_Task brief_
Please return every line below that contains the string "partitions".

_Information_
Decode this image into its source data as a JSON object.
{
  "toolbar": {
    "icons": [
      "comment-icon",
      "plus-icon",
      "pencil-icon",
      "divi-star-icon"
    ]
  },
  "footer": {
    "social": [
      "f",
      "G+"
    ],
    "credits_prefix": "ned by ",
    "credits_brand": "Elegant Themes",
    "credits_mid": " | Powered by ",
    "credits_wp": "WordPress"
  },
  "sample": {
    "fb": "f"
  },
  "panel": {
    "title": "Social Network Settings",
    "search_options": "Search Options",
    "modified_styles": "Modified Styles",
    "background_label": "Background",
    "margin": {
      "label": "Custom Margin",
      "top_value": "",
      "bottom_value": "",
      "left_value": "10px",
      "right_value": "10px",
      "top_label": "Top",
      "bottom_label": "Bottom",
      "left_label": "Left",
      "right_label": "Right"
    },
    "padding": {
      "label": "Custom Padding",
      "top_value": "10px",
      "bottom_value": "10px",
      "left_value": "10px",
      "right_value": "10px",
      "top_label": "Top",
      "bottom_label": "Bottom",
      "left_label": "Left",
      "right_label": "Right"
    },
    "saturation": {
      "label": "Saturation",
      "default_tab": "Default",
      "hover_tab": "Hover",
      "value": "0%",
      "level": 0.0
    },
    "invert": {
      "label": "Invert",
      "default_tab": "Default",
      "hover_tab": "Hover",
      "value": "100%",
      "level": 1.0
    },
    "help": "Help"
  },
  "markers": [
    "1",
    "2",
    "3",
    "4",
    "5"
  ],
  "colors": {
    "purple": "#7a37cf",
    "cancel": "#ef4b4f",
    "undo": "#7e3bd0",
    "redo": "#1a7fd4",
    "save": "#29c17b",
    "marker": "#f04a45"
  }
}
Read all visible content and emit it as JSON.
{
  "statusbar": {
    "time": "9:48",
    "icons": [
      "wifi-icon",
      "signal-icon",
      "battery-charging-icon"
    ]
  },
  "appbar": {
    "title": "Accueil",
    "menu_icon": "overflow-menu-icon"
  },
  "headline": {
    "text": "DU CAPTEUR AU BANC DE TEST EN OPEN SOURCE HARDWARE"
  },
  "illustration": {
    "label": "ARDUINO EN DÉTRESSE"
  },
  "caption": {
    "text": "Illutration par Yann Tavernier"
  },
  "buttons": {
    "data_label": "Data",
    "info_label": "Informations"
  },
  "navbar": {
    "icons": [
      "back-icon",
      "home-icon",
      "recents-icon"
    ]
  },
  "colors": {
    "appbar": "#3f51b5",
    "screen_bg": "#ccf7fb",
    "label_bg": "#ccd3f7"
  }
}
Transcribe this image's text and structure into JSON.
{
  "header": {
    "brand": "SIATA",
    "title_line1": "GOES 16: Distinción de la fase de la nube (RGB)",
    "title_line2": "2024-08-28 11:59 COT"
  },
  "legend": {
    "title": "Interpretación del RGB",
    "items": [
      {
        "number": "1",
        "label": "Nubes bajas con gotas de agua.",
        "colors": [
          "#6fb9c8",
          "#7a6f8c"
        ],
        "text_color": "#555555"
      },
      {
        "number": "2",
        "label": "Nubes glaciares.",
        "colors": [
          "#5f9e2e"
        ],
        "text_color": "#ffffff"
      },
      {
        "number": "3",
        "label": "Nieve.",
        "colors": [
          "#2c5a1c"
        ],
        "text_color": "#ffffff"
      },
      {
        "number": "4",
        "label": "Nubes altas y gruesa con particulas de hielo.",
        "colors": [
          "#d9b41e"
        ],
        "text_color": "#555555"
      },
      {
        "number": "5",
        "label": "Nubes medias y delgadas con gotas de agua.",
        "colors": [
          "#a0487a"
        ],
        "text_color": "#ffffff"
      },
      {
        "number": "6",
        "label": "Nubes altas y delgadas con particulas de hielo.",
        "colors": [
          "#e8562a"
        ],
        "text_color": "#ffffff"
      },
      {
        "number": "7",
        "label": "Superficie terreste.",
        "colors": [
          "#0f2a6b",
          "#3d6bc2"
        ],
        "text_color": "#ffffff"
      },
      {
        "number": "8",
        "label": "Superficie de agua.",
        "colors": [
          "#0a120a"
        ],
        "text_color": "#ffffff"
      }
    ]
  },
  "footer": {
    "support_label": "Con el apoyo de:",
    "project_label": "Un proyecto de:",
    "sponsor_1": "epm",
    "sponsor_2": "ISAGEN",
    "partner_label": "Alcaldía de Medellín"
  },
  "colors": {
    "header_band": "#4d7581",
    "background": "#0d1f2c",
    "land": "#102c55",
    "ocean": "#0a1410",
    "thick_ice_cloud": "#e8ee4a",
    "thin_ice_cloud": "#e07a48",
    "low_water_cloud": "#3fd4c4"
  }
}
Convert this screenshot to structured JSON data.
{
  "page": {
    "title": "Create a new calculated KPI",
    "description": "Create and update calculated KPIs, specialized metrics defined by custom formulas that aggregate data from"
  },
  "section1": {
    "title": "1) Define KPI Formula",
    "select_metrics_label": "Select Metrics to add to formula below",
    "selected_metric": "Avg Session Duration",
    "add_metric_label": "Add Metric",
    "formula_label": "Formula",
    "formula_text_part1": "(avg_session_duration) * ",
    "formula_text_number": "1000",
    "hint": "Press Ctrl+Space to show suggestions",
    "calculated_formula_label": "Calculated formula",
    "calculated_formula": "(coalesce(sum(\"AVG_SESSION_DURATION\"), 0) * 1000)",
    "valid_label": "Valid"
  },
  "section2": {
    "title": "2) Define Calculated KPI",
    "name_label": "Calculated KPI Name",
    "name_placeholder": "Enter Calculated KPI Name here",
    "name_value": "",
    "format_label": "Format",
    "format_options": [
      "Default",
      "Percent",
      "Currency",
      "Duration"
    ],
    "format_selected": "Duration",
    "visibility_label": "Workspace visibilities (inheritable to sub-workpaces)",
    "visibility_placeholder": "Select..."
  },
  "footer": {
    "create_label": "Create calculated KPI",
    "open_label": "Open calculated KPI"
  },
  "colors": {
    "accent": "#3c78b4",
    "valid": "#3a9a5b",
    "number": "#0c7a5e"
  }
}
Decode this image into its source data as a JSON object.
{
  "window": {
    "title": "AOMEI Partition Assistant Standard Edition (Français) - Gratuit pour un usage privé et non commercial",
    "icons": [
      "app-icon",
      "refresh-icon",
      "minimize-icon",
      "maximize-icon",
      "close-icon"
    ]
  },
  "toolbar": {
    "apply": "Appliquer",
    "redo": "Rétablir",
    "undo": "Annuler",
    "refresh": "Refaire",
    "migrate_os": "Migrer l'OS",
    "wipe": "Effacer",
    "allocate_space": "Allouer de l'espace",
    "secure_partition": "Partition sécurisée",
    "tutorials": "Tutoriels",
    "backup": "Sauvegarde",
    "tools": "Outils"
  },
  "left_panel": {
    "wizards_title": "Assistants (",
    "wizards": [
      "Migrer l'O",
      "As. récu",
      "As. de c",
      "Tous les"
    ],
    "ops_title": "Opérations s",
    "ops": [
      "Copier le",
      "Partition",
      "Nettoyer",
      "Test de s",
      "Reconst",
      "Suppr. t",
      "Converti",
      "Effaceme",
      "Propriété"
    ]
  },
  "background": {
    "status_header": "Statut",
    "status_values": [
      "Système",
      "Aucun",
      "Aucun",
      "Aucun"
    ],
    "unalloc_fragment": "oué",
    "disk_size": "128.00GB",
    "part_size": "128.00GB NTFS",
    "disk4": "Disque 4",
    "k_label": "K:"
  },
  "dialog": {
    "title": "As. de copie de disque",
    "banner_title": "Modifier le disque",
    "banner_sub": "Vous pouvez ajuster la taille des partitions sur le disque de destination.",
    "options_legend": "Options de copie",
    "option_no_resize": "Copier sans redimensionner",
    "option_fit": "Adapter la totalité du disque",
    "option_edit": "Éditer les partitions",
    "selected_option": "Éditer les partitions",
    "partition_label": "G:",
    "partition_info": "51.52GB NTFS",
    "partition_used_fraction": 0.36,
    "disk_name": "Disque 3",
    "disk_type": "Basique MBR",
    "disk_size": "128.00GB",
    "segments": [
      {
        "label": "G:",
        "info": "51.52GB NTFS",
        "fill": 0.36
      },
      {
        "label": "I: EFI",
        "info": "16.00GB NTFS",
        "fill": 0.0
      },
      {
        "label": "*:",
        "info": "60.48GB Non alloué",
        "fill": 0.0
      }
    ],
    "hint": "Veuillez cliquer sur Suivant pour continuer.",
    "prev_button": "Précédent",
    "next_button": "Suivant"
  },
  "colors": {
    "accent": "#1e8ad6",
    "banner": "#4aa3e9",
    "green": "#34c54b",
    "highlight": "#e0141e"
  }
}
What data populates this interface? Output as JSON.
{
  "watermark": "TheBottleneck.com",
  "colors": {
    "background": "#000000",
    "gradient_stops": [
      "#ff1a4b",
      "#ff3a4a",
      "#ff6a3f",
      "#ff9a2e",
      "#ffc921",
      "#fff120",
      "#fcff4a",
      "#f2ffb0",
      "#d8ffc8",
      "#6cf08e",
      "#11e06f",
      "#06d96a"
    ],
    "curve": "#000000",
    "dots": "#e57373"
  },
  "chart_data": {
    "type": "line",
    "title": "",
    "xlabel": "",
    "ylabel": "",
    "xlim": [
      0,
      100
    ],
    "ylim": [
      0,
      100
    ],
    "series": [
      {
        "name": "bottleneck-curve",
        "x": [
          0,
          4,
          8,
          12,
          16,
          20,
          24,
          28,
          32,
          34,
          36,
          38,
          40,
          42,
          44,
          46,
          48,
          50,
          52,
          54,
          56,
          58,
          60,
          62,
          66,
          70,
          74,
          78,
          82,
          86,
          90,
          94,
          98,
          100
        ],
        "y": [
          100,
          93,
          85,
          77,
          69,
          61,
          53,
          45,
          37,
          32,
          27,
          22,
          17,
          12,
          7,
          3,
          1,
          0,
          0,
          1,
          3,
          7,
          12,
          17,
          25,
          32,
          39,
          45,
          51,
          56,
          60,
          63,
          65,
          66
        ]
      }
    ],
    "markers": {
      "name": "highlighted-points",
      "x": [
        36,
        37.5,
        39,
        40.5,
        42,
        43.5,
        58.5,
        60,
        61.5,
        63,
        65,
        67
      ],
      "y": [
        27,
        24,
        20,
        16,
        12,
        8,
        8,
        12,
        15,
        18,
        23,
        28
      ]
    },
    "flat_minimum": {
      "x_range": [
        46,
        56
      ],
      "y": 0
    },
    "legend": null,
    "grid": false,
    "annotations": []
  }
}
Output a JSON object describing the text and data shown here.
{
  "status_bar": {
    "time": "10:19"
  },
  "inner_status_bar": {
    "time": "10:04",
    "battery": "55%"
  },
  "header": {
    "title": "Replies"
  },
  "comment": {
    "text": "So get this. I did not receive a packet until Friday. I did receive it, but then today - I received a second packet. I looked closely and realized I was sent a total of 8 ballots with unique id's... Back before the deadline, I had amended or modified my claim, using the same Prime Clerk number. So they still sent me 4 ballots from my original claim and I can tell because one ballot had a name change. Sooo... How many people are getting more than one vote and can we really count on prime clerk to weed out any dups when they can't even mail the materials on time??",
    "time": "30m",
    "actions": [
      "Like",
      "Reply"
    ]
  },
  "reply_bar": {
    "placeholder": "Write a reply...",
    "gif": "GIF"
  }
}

_Task solution_
    "banner_sub": "Vous pouvez ajuster la taille des partitions sur le disque de destination.",
    "option_edit": "Éditer les partitions",
    "selected_option": "Éditer les partitions",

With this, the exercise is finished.